[[ Records provided open ]]

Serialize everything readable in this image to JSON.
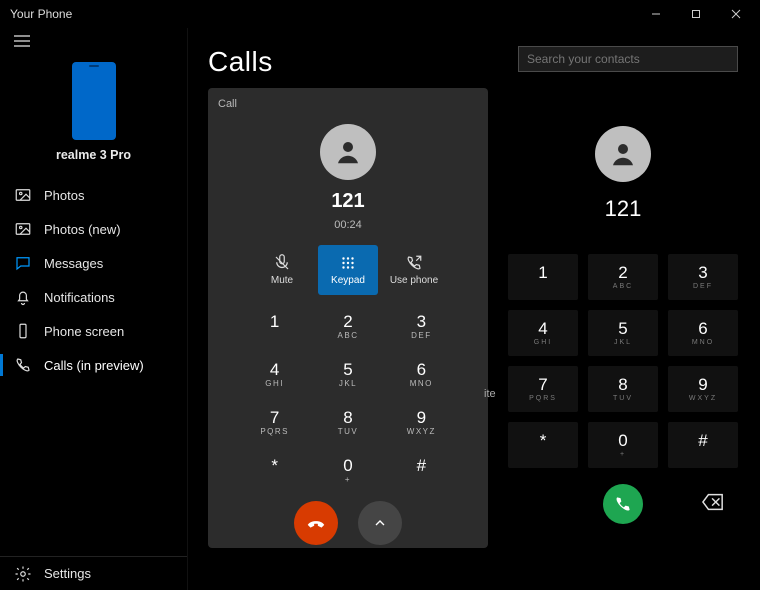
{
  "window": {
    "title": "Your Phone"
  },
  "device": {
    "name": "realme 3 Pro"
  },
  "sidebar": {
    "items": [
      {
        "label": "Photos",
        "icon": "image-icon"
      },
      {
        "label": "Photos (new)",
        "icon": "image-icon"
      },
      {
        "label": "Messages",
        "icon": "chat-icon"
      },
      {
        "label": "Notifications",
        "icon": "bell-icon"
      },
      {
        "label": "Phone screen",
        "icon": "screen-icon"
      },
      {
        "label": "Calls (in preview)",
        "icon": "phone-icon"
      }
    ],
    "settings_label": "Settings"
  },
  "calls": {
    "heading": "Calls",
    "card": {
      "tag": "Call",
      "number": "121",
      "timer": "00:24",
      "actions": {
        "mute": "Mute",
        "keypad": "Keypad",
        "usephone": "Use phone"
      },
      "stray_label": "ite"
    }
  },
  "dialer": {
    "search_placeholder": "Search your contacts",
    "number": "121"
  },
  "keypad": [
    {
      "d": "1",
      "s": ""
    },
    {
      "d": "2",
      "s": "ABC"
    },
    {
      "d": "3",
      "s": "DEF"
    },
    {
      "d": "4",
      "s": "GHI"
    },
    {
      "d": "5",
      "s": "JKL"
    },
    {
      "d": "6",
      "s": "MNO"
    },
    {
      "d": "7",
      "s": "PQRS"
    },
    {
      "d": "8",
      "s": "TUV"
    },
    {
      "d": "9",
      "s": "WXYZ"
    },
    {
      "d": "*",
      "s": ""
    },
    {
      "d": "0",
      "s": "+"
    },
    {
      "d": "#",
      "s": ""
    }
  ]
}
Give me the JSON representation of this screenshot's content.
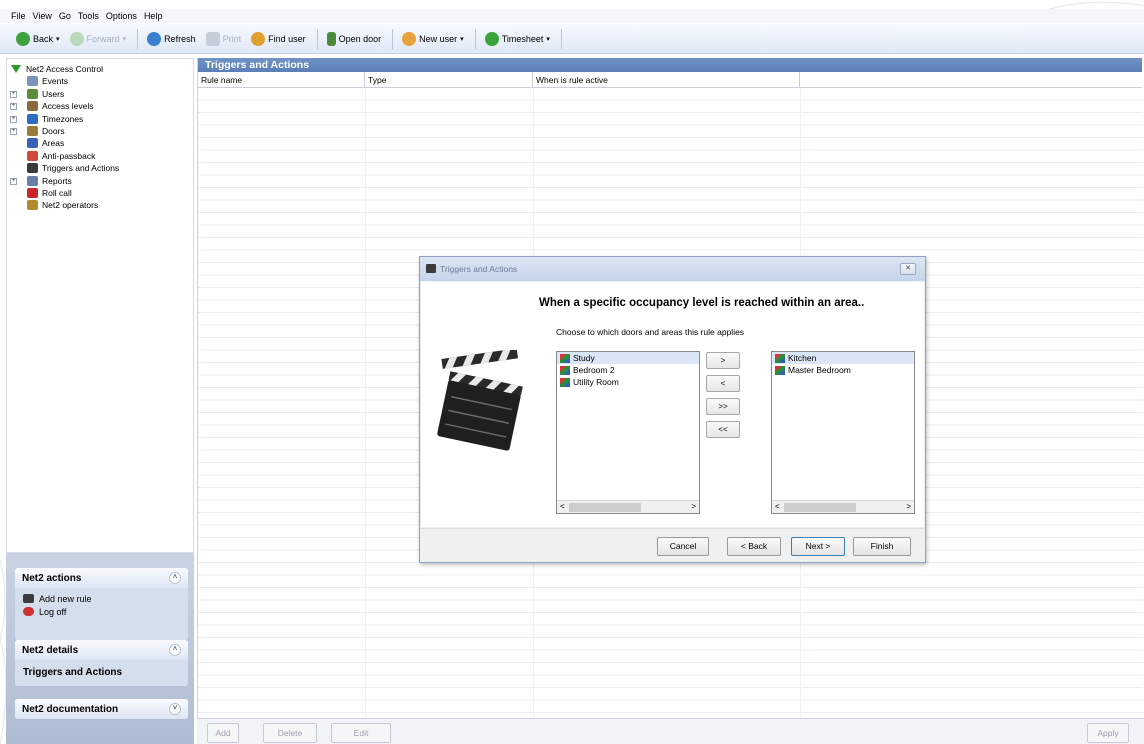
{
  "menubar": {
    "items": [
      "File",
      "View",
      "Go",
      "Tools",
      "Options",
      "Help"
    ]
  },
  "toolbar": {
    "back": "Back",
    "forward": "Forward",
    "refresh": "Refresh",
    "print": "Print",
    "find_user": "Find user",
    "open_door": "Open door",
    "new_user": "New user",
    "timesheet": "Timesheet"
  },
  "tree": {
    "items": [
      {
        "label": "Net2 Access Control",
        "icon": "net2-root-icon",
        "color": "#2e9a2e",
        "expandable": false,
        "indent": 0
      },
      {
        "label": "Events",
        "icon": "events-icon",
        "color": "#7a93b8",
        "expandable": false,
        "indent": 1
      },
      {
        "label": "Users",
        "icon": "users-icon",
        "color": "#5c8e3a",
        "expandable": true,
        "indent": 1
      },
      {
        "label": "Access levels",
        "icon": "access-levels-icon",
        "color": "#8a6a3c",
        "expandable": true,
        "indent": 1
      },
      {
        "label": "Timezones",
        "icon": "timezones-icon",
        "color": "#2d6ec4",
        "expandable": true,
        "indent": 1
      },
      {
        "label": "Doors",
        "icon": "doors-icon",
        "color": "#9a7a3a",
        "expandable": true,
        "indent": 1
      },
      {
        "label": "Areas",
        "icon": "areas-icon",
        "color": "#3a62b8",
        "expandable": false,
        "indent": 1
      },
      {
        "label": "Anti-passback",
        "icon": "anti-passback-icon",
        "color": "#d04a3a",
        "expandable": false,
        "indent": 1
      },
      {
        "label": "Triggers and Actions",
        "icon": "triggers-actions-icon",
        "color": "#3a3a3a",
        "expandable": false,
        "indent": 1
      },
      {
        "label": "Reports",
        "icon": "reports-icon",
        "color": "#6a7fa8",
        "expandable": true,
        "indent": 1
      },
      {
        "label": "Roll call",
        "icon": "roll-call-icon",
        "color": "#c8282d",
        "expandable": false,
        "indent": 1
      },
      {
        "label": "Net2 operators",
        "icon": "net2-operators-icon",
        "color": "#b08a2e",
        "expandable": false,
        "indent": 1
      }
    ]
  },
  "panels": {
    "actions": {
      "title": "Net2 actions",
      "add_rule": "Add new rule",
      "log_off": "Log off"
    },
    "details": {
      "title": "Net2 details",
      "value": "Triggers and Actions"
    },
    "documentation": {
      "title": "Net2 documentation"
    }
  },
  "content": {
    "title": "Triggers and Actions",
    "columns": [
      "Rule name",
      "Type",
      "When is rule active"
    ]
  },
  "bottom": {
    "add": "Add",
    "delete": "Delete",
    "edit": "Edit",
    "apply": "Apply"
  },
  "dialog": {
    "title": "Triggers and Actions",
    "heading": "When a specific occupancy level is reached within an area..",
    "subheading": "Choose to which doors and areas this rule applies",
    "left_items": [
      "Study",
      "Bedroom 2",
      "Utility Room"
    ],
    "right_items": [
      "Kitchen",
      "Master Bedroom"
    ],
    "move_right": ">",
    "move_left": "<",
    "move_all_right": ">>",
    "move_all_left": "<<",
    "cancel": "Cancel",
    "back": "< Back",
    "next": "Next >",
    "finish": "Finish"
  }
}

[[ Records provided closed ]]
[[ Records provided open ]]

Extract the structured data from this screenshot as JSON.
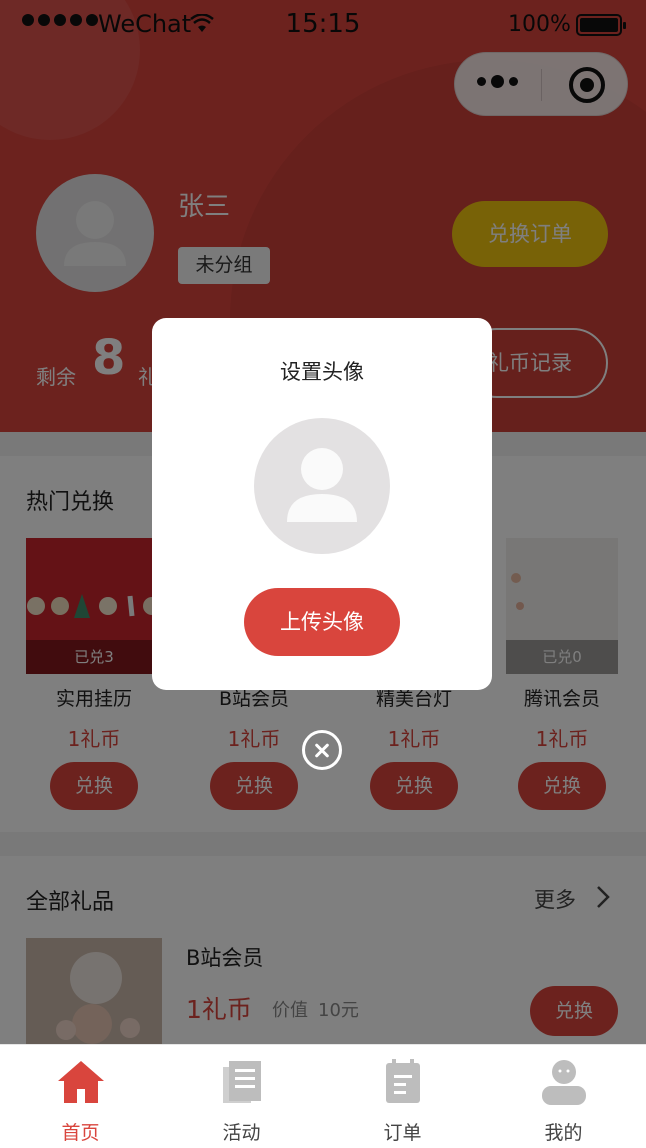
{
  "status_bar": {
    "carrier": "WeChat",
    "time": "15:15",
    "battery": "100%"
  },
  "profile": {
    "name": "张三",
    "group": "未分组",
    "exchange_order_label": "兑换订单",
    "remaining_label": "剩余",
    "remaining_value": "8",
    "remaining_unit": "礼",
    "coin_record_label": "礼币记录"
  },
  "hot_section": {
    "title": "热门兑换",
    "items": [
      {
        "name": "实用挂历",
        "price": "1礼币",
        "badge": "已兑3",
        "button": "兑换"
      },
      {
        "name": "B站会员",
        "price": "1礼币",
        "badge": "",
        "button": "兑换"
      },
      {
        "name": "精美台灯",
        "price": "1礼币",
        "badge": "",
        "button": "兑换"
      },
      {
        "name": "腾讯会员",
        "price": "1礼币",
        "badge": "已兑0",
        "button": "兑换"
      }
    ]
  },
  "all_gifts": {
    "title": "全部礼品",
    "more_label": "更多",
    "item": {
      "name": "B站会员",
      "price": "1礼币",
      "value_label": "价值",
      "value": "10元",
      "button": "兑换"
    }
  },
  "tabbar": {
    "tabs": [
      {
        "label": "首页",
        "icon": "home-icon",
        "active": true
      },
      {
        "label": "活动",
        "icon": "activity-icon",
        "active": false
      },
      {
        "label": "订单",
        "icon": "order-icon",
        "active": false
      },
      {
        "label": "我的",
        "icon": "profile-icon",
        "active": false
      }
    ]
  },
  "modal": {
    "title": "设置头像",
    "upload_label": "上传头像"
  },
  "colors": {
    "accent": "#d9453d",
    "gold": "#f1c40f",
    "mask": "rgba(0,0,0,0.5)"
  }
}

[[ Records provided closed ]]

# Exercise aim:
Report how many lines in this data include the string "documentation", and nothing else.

# Response to the exercise:
2